## ABOUT THIS TASK
I'd like the entries reproduced exactly, with the images omitted.

══ RECORDS SHOWN ══

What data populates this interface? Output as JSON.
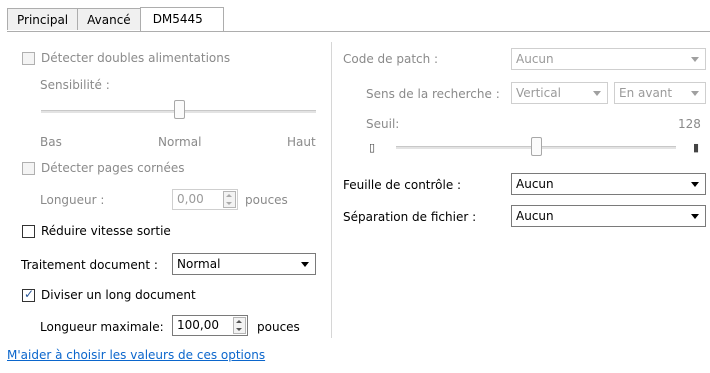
{
  "tabs": [
    "Principal",
    "Avancé",
    "DM5445"
  ],
  "left": {
    "detect_double": "Détecter doubles alimentations",
    "sensitivity_label": "Sensibilité :",
    "sens_low": "Bas",
    "sens_mid": "Normal",
    "sens_high": "Haut",
    "sensitivity_level": 0.5,
    "detect_folded": "Détecter pages cornées",
    "length_label": "Longueur :",
    "length_value": "0,00",
    "length_unit": "pouces",
    "reduce_speed": "Réduire vitesse sortie",
    "doc_treatment_label": "Traitement document :",
    "doc_treatment_value": "Normal",
    "split_long": "Diviser un long document",
    "split_long_checked": true,
    "max_length_label": "Longueur maximale:",
    "max_length_value": "100,00",
    "max_length_unit": "pouces",
    "help_link": "M'aider à choisir les valeurs de ces options"
  },
  "right": {
    "patch_code_label": "Code de patch :",
    "patch_code_value": "Aucun",
    "search_dir_label": "Sens de la recherche :",
    "search_dir_value": "Vertical",
    "search_order_value": "En avant",
    "threshold_label": "Seuil:",
    "threshold_value": "128",
    "threshold_level": 0.5,
    "control_sheet_label": "Feuille de contrôle :",
    "control_sheet_value": "Aucun",
    "file_sep_label": "Séparation de fichier :",
    "file_sep_value": "Aucun"
  }
}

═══

## RESPONSE TO THIS TASK
What data populates this interface? Output as JSON.
{
  "tabs": [
    "Principal",
    "Avancé",
    "DM5445"
  ],
  "left": {
    "detect_double": "Détecter doubles alimentations",
    "sensitivity_label": "Sensibilité :",
    "sens_low": "Bas",
    "sens_mid": "Normal",
    "sens_high": "Haut",
    "sensitivity_level": 0.5,
    "detect_folded": "Détecter pages cornées",
    "length_label": "Longueur :",
    "length_value": "0,00",
    "length_unit": "pouces",
    "reduce_speed": "Réduire vitesse sortie",
    "doc_treatment_label": "Traitement document :",
    "doc_treatment_value": "Normal",
    "split_long": "Diviser un long document",
    "split_long_checked": true,
    "max_length_label": "Longueur maximale:",
    "max_length_value": "100,00",
    "max_length_unit": "pouces",
    "help_link": "M'aider à choisir les valeurs de ces options"
  },
  "right": {
    "patch_code_label": "Code de patch :",
    "patch_code_value": "Aucun",
    "search_dir_label": "Sens de la recherche :",
    "search_dir_value": "Vertical",
    "search_order_value": "En avant",
    "threshold_label": "Seuil:",
    "threshold_value": "128",
    "threshold_level": 0.5,
    "control_sheet_label": "Feuille de contrôle :",
    "control_sheet_value": "Aucun",
    "file_sep_label": "Séparation de fichier :",
    "file_sep_value": "Aucun"
  }
}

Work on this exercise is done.